### Determination of Higher Order Curves

Cramer is usually given credit for the result that $$\frac{n^2+3n}{2}$$ points generally determine a curve of degree $$n$$, because he gave a proof of it, using the counting argument above, in Chapter 3 of his book Introduction a l'analyse des lignes courbes algébriques (Introduction to the Analysis of Curved Algebraic Lines) [Cramer 1750], which was widely read in the second half of the 18th century. Euler proved the same thing in a paper published in the same year [Euler 1750a], but the result had actually been published much earlier in [Maclaurin 1720].

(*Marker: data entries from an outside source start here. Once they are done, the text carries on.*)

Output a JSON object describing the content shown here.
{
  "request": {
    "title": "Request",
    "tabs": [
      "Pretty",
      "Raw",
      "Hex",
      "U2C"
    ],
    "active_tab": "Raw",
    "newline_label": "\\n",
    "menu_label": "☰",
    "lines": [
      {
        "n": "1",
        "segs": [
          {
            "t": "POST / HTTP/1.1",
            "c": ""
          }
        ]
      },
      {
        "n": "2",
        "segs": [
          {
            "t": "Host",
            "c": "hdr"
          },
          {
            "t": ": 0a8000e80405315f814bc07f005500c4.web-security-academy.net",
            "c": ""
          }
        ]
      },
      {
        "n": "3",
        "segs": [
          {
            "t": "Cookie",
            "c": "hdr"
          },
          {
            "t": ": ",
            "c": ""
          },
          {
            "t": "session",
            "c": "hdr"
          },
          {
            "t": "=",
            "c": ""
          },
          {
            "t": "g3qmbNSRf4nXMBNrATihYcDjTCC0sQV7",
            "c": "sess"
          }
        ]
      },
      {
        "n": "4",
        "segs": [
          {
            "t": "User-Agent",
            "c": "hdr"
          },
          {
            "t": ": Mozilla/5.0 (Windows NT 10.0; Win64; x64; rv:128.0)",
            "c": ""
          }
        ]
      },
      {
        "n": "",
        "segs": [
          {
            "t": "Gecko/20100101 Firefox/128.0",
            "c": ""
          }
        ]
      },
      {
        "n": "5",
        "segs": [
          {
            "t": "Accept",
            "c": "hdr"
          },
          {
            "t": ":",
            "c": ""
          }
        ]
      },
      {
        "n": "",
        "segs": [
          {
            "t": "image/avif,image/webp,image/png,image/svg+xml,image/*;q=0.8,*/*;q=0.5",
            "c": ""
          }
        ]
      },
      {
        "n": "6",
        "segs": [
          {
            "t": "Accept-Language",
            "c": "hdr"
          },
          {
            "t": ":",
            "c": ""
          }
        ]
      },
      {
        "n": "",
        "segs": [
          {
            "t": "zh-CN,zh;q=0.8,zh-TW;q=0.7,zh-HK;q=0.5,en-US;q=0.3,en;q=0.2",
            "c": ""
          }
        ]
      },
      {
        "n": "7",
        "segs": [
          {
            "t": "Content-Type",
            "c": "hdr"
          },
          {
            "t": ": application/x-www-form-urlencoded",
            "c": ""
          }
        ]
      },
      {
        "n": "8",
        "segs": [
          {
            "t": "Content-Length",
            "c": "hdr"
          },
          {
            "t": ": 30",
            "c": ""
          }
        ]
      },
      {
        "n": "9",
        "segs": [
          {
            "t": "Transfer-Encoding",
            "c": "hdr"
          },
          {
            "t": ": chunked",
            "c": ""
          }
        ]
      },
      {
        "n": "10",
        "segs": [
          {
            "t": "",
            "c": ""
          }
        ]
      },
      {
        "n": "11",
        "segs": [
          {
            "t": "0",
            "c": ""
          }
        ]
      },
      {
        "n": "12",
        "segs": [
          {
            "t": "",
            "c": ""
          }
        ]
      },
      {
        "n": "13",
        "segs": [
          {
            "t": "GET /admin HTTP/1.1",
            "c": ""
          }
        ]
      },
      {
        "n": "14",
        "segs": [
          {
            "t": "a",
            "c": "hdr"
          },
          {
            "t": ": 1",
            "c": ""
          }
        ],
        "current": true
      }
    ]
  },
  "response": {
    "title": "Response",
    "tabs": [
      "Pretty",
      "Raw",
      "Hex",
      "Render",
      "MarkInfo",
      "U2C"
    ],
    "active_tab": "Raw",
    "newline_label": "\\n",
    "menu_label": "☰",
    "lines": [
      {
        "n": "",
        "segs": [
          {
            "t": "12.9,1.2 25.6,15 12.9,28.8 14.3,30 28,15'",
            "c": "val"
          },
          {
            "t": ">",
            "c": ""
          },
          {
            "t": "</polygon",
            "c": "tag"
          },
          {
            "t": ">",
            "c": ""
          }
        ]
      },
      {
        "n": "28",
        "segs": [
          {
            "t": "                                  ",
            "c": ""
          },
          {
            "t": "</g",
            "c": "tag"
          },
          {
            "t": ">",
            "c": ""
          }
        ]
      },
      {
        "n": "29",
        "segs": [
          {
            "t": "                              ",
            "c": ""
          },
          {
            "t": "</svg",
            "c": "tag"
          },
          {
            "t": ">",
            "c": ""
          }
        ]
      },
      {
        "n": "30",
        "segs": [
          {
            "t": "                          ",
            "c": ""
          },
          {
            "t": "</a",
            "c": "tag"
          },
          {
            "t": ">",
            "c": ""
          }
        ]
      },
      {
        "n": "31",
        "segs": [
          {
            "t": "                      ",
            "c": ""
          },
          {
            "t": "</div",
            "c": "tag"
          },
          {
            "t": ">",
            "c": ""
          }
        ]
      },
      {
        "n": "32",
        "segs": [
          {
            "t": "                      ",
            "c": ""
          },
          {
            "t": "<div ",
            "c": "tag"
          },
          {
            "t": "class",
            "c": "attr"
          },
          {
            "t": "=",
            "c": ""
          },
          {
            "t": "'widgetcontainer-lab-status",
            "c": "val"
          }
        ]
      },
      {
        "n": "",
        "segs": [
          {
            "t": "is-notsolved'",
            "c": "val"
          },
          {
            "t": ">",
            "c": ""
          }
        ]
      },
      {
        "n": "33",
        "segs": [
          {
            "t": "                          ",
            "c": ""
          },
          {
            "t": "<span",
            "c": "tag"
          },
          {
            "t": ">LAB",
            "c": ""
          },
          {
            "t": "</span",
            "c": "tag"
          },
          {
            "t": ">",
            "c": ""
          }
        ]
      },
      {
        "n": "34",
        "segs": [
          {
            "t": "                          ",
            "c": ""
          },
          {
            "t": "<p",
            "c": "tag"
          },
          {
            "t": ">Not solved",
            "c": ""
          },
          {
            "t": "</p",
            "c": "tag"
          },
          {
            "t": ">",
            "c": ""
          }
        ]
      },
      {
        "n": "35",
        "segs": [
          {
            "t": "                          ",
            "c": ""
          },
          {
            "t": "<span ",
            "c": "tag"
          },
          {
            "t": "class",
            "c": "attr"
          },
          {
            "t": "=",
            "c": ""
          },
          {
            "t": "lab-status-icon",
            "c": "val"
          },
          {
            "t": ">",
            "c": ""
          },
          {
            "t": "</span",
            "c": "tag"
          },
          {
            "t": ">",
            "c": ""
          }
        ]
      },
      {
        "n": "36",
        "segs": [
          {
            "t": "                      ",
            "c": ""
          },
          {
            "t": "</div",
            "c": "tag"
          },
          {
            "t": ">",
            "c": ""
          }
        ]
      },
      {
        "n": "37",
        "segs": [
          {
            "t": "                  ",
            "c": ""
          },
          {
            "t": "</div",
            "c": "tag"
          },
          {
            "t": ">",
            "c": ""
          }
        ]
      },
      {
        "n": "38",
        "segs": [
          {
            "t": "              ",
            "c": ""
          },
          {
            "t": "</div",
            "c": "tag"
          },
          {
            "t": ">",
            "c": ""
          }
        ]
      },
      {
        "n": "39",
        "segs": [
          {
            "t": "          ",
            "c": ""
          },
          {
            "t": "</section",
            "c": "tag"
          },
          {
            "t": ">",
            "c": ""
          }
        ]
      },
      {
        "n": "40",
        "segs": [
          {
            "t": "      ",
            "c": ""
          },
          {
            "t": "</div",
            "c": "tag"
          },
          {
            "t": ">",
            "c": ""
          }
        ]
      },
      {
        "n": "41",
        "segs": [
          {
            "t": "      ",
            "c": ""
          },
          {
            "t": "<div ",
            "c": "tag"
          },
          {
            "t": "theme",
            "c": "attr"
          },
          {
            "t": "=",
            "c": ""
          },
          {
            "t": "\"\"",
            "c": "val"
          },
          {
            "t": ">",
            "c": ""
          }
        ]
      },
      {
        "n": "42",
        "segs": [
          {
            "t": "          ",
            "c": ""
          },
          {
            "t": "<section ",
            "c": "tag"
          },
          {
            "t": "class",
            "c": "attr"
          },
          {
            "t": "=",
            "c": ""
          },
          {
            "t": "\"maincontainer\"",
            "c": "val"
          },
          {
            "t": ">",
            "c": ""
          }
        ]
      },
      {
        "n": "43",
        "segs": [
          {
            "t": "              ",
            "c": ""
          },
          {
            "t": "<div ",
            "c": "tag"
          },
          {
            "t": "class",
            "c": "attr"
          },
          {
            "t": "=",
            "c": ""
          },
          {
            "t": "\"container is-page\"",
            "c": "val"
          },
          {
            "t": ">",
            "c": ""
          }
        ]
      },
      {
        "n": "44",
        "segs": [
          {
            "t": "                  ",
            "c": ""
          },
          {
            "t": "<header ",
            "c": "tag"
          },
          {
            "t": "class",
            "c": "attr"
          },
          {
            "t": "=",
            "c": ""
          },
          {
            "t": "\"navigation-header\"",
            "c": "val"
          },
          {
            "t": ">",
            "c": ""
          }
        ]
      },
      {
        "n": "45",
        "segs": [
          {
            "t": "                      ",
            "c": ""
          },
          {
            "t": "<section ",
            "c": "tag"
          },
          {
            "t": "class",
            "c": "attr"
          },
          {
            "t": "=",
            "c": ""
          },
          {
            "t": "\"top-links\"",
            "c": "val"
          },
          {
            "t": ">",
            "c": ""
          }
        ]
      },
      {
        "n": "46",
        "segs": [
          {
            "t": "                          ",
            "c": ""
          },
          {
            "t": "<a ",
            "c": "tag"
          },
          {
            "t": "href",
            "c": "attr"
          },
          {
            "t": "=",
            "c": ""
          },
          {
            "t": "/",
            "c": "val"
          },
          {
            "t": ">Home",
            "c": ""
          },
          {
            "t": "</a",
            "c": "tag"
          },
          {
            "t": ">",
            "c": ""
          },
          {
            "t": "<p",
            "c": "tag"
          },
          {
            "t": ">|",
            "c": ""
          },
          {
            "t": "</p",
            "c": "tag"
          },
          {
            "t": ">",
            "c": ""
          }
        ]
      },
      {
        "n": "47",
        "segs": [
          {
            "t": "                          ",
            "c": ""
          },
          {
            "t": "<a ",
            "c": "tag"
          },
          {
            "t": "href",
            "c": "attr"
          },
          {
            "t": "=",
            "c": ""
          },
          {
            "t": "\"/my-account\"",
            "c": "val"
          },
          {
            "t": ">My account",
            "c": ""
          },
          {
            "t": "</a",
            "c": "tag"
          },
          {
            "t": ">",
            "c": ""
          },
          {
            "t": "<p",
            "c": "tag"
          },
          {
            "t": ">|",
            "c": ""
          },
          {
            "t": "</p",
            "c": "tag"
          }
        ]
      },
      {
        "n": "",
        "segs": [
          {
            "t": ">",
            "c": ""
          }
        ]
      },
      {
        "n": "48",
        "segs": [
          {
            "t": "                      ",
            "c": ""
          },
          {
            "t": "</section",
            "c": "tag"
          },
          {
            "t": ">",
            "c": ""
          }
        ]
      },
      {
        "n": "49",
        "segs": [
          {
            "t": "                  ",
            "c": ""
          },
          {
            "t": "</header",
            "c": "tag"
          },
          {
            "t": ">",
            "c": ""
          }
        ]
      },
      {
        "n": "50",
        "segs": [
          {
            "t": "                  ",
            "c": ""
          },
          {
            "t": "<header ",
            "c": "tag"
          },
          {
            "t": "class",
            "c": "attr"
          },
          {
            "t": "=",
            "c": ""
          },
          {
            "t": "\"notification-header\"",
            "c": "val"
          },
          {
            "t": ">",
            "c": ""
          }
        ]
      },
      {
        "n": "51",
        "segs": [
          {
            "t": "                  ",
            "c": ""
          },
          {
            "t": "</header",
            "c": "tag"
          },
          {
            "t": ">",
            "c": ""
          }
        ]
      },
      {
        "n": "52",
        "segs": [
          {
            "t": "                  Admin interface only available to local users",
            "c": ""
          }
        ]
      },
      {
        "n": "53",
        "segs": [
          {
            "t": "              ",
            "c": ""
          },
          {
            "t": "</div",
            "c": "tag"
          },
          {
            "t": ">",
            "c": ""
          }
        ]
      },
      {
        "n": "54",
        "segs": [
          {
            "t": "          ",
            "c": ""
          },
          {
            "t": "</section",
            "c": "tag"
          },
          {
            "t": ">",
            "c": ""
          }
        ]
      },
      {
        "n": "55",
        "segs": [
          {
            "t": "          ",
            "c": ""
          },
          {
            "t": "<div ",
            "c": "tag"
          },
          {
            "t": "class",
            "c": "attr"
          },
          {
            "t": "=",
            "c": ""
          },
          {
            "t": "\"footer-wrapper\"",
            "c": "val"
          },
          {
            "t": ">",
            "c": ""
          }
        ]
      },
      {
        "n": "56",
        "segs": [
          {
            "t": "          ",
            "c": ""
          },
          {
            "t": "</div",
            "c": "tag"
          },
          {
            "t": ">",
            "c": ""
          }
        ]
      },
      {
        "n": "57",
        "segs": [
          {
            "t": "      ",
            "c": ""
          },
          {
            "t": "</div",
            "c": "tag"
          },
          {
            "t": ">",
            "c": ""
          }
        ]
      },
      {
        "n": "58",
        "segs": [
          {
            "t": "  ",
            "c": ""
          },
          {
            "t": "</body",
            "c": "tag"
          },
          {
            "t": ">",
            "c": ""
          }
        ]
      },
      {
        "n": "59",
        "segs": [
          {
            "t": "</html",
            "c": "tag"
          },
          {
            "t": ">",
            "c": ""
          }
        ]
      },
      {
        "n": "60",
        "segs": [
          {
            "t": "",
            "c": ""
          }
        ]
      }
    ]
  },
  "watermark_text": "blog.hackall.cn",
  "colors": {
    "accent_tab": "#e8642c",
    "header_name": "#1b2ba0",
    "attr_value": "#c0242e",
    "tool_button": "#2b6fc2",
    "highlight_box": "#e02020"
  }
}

To determine a curve of degree $$n$$, it is usually enough to know $$\varphi_n = \frac{n^2+3n}{2}$$ points that lie on the curve. These will give rise to a homogeneous system of $$\varphi_n$$ equations in $$\varphi_n + 1$$ unknowns. As long as the rank of this system is $$\varphi_n$$, then the $$\varphi_n + 1$$ coefficients of the polynomial equation will be determined, up to a scalar multiple. However, as Euler's example indicates, the linear equations may not be linearly independent for every possible set of $$\varphi_n$$ points on the curve. In particular, a degenerate conic should be determined by $$\varphi_2=5$$ of its points, but not when 4 or 5 of the points lie on the same line.

Let's consider the case of the cubic equation, i.e. the polynomial equation of degree 3. In [Euler 1750a], Euler wrote the general cubic equation as $$\alpha x^3 + \beta x^2y + \gamma xy^2 + \delta y^3 + \varepsilon x^2 + \zeta xy + \eta y^2 + \theta x + \iota y + \kappa = 0. \label{GeneralCubic}$$ If we now substitute $$(x_1,y_1)$$, $$(x_2,y_2)$$, $$\ldots$$, $$(x_9,y_9)$$, we have a system of 9 equations in the 10 unknowns $$\alpha$$, $$\beta$$, $$\ldots$$, $$\kappa$$, represented by the following augmented matrix: $\begin{bmatrix} x_1^3 & x_1^2y_1 & x_1y_1^2 & y_1^3 & x_1^2 & x_1y_1 & y_1^2 & x_1 & y_1 & 1 & 0 \\ x_2^3 & x_2^2y_2 & x_2y_2^2 & y_2^3 & x_2^2 & x_2y_2 & y_2^2 & x_2 & y_2 & 1 & 0 \\ x_3^3 & x_3^2y_3 & x_3y_3^2 & y_3^3 & x_3^2 & x_3y_3 & y_3^2 & x_3 & y_3 & 1 & 0 \\ x_4^3 & x_4^2y_4 & x_1y_4^2 & y_4^3 & x_4^2 & x_4y_4 & y_4^2 & x_4 & y_4 & 1 & 0 \\ x_5^3 & x_5^2y_5 & x_1y_5^2 & y_5^3 & x_5^2 & x_5y_5 & y_5^2 & x_5 & y_5 & 1 & 0 \\ x_6^3 & x_6^2y_6 & x_1y_6^2 & y_6^3 & x_6^2 & x_6y_6 & y_6^2 & x_6 & y_6 & 1 & 0 \\ x_7^3 & x_7^2y_7 & x_1y_7^2 & y_7^3 & x_7^2 & x_7y_7 & y_7^2 & x_7 & y_7 & 1 & 0 \\ x_8^3 & x_8^2y_8 & x_1y_8^2 & y_8^3 & x_8^2 & x_8y_8 & y_8^2 & x_8 & y_8 & 1 & 0 \\ x_9^3 & x_9^2y_9 & x_1y_9^2 & y_9^3 & x_9^2 & x_9y_9 & y_9^2 & x_9 & y_9 & 1 & 0 \\ \end{bmatrix}$ For example, the entries in the second column are the numbers $$x_i^2y_i$$, because the second unknown coefficient ( $$\beta$$ ) is the coefficient of $$x^2y$$.

Suppose that we apply elementary operations to put this matrix into a reduced row-echelon form. If the rank of the system is 9, then there will be infinitely many solutions depending on one parameter, say $$t$$. Because the system is homogeneous, we will always be able to solve for the non-zero coefficients as multiples of $$t$$. This will give us a unique solution of the general cubic equation up to an arbitrary factor $$t$$ on the left-hand side. However, if the rank of the system is less than 9, then the general cubic equation will not be determined up to scalar multiplicity.